**What the task asks:**
The records below need to come back exactly as they are, pictures omitted.

**Records for processing:**
::::::::
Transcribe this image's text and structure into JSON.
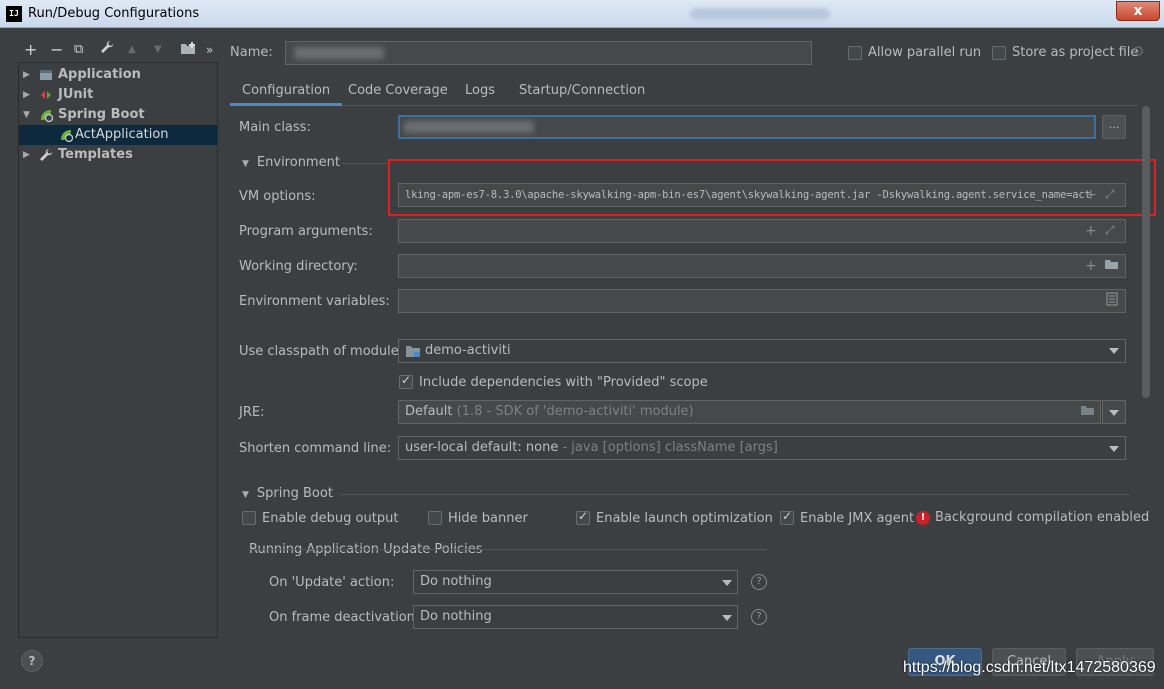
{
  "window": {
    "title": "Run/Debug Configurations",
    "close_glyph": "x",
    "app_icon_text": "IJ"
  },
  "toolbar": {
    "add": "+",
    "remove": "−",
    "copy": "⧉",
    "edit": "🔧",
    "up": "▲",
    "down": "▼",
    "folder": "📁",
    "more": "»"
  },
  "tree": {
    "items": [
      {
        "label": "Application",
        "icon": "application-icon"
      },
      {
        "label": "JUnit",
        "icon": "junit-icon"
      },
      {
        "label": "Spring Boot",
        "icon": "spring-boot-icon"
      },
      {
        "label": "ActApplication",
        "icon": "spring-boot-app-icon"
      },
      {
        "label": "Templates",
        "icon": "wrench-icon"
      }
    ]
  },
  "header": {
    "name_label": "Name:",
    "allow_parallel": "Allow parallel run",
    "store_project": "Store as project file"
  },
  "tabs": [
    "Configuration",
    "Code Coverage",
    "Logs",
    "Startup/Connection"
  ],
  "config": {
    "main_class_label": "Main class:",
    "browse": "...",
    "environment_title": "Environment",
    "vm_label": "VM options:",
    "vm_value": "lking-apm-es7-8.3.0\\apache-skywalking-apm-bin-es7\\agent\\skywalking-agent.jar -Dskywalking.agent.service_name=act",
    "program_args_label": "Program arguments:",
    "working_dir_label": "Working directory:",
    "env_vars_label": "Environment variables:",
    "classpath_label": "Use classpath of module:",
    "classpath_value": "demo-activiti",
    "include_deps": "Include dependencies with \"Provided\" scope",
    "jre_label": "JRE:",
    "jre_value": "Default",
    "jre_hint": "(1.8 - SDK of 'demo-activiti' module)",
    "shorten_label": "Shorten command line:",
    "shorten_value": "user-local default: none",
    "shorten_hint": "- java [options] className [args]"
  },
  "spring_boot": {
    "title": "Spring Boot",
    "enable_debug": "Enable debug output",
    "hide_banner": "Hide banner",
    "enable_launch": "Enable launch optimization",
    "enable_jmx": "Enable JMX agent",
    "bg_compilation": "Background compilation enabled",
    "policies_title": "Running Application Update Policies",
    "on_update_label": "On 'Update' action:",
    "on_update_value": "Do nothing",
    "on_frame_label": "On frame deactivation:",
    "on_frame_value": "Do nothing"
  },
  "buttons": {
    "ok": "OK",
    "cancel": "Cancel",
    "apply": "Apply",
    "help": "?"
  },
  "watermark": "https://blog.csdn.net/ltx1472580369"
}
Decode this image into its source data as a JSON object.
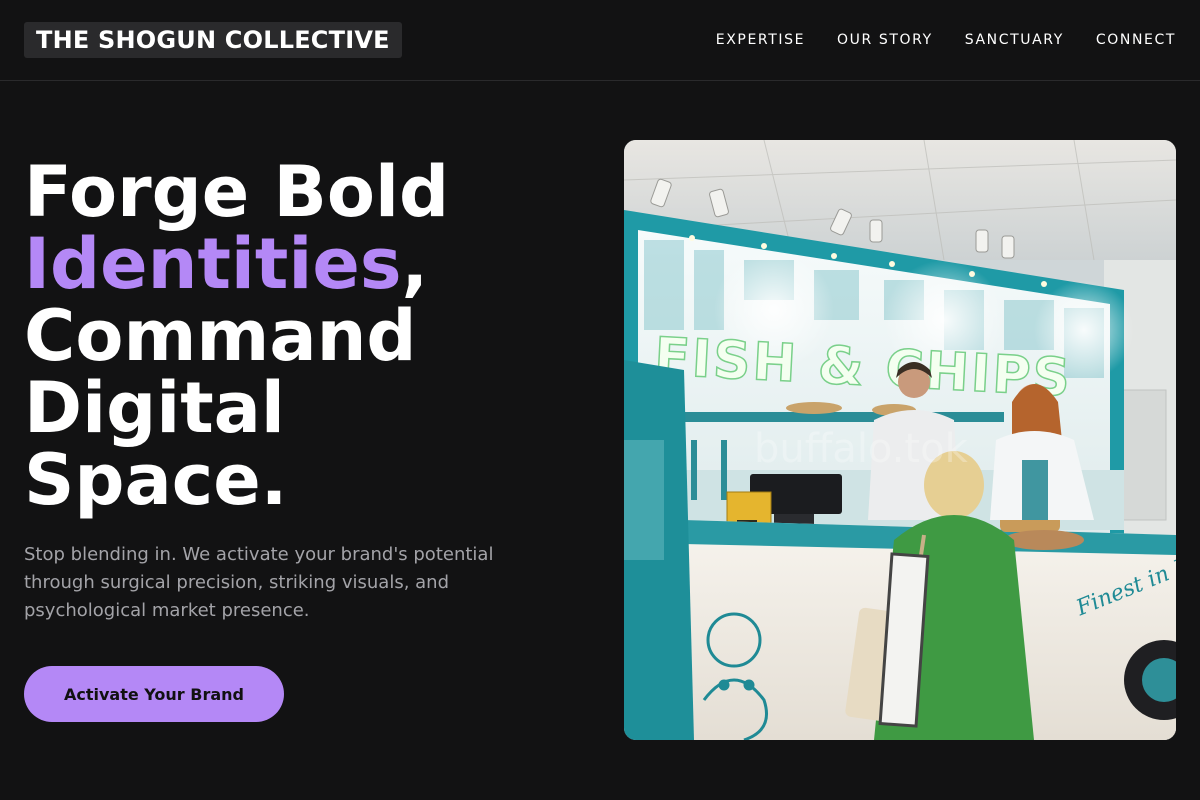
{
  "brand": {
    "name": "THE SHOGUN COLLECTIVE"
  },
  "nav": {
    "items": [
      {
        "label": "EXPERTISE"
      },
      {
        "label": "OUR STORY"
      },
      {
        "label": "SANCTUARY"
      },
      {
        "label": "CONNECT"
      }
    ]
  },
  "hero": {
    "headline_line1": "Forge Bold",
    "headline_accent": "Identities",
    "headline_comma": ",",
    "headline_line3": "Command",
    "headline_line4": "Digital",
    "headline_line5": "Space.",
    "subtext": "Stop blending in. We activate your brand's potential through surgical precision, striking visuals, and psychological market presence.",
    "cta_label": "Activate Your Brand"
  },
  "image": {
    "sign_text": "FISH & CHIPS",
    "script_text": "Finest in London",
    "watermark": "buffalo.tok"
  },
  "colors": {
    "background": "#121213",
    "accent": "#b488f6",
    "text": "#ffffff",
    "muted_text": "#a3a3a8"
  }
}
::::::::
**Reply to the exercise:**
Transcribe this image's text and structure into JSON.
{
  "window": {
    "title": "Run/Debug Configurations",
    "close_glyph": "x",
    "app_icon_text": "IJ"
  },
  "toolbar": {
    "add": "+",
    "remove": "−",
    "copy": "⧉",
    "edit": "🔧",
    "up": "▲",
    "down": "▼",
    "folder": "📁",
    "more": "»"
  },
  "tree": {
    "items": [
      {
        "label": "Application",
        "icon": "application-icon"
      },
      {
        "label": "JUnit",
        "icon": "junit-icon"
      },
      {
        "label": "Spring Boot",
        "icon": "spring-boot-icon"
      },
      {
        "label": "ActApplication",
        "icon": "spring-boot-app-icon"
      },
      {
        "label": "Templates",
        "icon": "wrench-icon"
      }
    ]
  },
  "header": {
    "name_label": "Name:",
    "allow_parallel": "Allow parallel run",
    "store_project": "Store as project file"
  },
  "tabs": [
    "Configuration",
    "Code Coverage",
    "Logs",
    "Startup/Connection"
  ],
  "config": {
    "main_class_label": "Main class:",
    "browse": "...",
    "environment_title": "Environment",
    "vm_label": "VM options:",
    "vm_value": "lking-apm-es7-8.3.0\\apache-skywalking-apm-bin-es7\\agent\\skywalking-agent.jar -Dskywalking.agent.service_name=act",
    "program_args_label": "Program arguments:",
    "working_dir_label": "Working directory:",
    "env_vars_label": "Environment variables:",
    "classpath_label": "Use classpath of module:",
    "classpath_value": "demo-activiti",
    "include_deps": "Include dependencies with \"Provided\" scope",
    "jre_label": "JRE:",
    "jre_value": "Default",
    "jre_hint": "(1.8 - SDK of 'demo-activiti' module)",
    "shorten_label": "Shorten command line:",
    "shorten_value": "user-local default: none",
    "shorten_hint": "- java [options] className [args]"
  },
  "spring_boot": {
    "title": "Spring Boot",
    "enable_debug": "Enable debug output",
    "hide_banner": "Hide banner",
    "enable_launch": "Enable launch optimization",
    "enable_jmx": "Enable JMX agent",
    "bg_compilation": "Background compilation enabled",
    "policies_title": "Running Application Update Policies",
    "on_update_label": "On 'Update' action:",
    "on_update_value": "Do nothing",
    "on_frame_label": "On frame deactivation:",
    "on_frame_value": "Do nothing"
  },
  "buttons": {
    "ok": "OK",
    "cancel": "Cancel",
    "apply": "Apply",
    "help": "?"
  },
  "watermark": "https://blog.csdn.net/ltx1472580369"
}
Decode this image into its source data as a JSON object.
{
  "brand": {
    "name": "THE SHOGUN COLLECTIVE"
  },
  "nav": {
    "items": [
      {
        "label": "EXPERTISE"
      },
      {
        "label": "OUR STORY"
      },
      {
        "label": "SANCTUARY"
      },
      {
        "label": "CONNECT"
      }
    ]
  },
  "hero": {
    "headline_line1": "Forge Bold",
    "headline_accent": "Identities",
    "headline_comma": ",",
    "headline_line3": "Command",
    "headline_line4": "Digital",
    "headline_line5": "Space.",
    "subtext": "Stop blending in. We activate your brand's potential through surgical precision, striking visuals, and psychological market presence.",
    "cta_label": "Activate Your Brand"
  },
  "image": {
    "sign_text": "FISH & CHIPS",
    "script_text": "Finest in London",
    "watermark": "buffalo.tok"
  },
  "colors": {
    "background": "#121213",
    "accent": "#b488f6",
    "text": "#ffffff",
    "muted_text": "#a3a3a8"
  }
}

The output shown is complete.